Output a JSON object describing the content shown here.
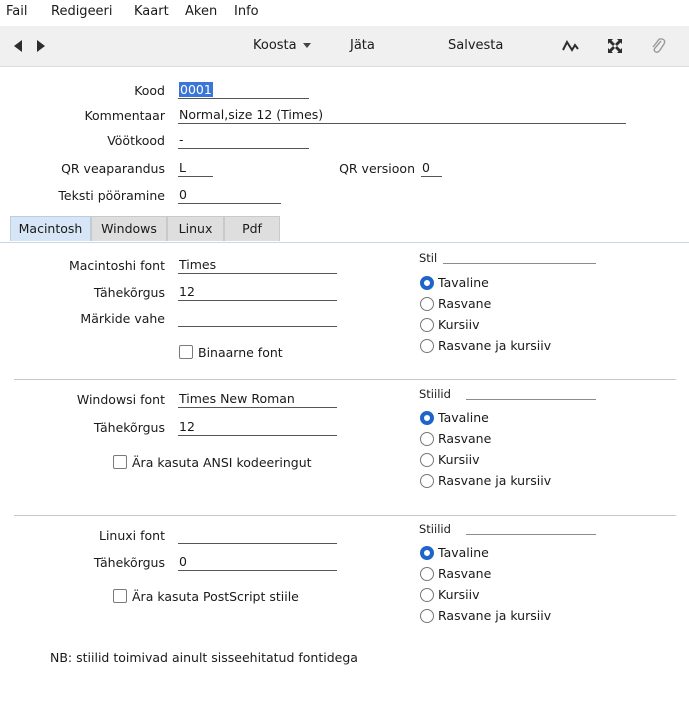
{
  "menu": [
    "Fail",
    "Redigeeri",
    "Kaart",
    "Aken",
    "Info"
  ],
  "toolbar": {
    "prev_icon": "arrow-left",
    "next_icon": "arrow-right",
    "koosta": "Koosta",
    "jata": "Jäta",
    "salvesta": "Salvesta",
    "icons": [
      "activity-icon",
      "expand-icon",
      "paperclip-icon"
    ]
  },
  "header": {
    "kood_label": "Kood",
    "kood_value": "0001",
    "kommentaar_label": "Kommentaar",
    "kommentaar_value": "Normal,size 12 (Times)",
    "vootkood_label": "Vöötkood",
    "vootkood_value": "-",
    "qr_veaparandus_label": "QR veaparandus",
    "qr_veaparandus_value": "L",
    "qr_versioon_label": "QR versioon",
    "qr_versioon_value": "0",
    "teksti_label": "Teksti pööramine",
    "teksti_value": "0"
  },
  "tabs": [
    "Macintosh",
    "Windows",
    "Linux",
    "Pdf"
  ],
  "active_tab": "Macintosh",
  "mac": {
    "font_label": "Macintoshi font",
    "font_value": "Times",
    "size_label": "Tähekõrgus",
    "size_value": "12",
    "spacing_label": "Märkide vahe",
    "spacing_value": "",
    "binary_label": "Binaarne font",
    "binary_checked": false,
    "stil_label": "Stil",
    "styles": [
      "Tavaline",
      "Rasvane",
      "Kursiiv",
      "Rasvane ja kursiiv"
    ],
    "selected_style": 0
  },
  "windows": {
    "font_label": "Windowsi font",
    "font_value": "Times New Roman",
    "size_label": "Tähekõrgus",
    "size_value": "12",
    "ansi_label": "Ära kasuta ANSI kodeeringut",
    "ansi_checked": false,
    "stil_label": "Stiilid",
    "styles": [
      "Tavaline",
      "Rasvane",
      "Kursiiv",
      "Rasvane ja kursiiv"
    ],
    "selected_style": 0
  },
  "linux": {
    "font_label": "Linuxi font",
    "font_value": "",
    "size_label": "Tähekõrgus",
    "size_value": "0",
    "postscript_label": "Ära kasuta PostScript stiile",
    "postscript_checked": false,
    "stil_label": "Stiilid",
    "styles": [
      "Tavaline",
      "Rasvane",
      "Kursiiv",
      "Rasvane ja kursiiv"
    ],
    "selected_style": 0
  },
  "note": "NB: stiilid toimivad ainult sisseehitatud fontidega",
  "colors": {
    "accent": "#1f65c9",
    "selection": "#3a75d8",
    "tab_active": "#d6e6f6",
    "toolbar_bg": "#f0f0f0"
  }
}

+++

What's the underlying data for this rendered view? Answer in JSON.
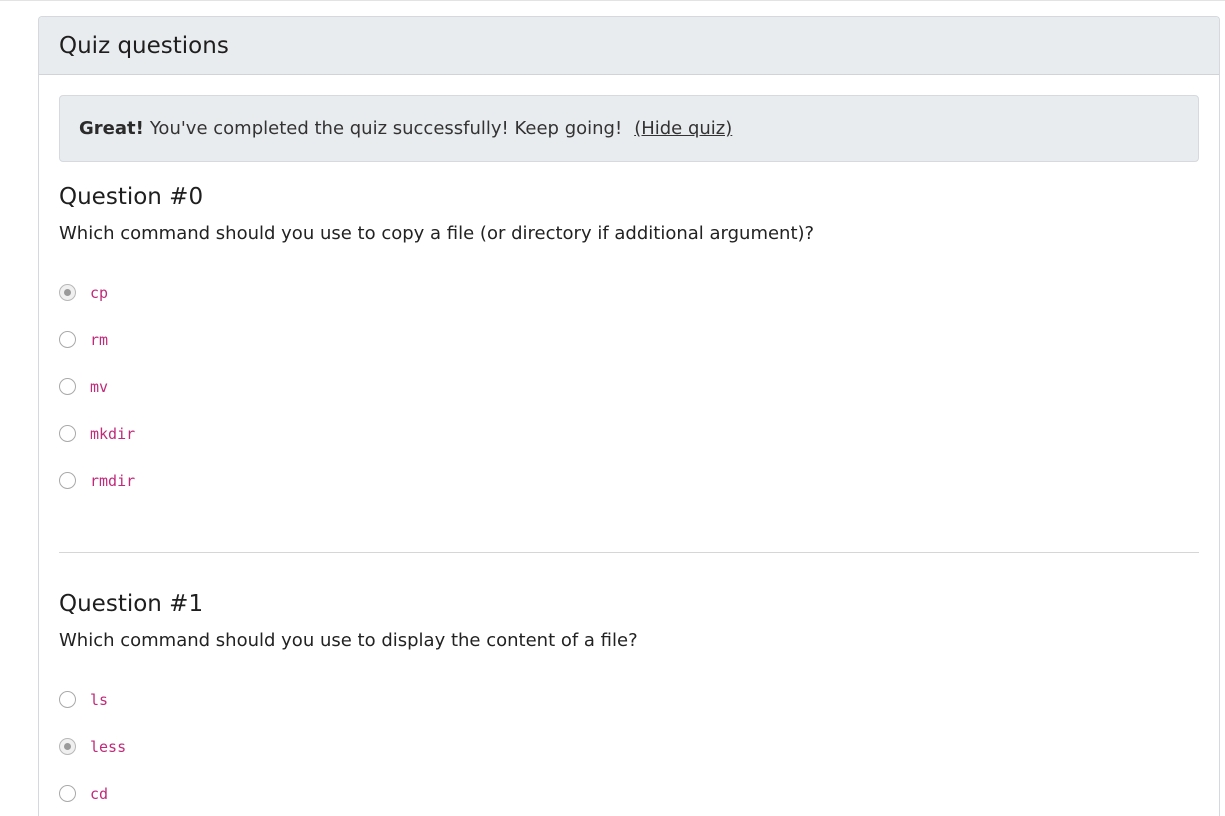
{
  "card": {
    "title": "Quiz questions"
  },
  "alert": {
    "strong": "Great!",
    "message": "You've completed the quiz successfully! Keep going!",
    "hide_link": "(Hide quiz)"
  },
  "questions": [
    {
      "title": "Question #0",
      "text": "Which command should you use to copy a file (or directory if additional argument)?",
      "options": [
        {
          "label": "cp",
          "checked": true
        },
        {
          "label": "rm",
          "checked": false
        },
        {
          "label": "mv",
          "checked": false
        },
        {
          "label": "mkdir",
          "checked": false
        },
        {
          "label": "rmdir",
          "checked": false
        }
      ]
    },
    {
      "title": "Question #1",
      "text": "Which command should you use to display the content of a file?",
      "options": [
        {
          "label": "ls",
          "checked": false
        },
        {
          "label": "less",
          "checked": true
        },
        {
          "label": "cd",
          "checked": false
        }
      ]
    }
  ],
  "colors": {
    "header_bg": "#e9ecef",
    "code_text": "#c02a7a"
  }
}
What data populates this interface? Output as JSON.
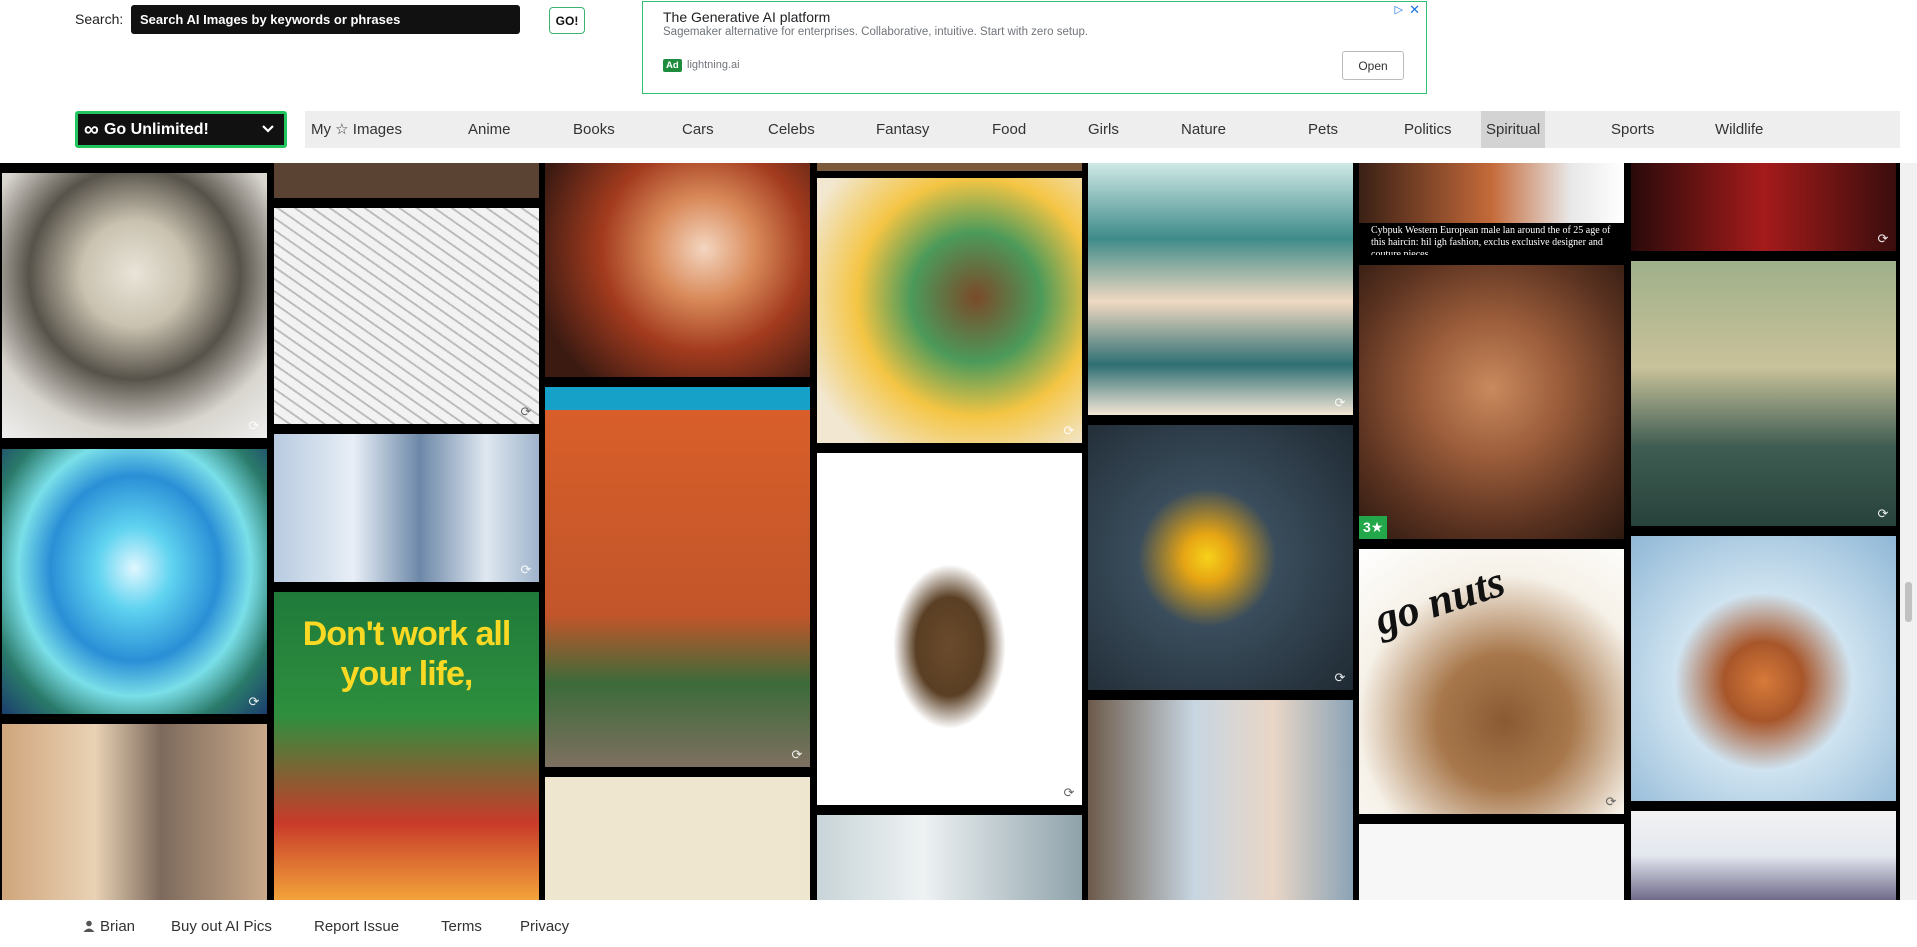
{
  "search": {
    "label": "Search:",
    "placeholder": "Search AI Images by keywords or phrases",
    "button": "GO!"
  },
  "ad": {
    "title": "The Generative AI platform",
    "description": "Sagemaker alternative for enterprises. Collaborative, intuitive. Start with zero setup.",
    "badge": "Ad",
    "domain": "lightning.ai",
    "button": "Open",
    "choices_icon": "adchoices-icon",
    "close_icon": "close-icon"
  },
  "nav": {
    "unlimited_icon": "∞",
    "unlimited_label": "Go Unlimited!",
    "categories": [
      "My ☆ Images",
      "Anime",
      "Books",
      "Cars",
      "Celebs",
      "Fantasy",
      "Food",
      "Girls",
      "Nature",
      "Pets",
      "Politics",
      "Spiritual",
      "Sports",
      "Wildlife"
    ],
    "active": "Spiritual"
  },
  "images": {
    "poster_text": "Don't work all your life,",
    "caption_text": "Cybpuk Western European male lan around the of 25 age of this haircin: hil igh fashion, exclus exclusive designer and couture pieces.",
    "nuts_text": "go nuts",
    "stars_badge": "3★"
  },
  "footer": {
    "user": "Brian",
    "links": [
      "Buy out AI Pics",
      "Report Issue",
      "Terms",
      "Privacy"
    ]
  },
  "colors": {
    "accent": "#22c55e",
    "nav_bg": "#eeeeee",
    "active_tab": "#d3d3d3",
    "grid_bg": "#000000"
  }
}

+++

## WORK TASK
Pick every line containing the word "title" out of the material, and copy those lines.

## RESULT OF THIS TASK
    "title": "Quiz questions"
      "title": "Question #0",
      "title": "Question #1",
    "title": "The Generative AI platform",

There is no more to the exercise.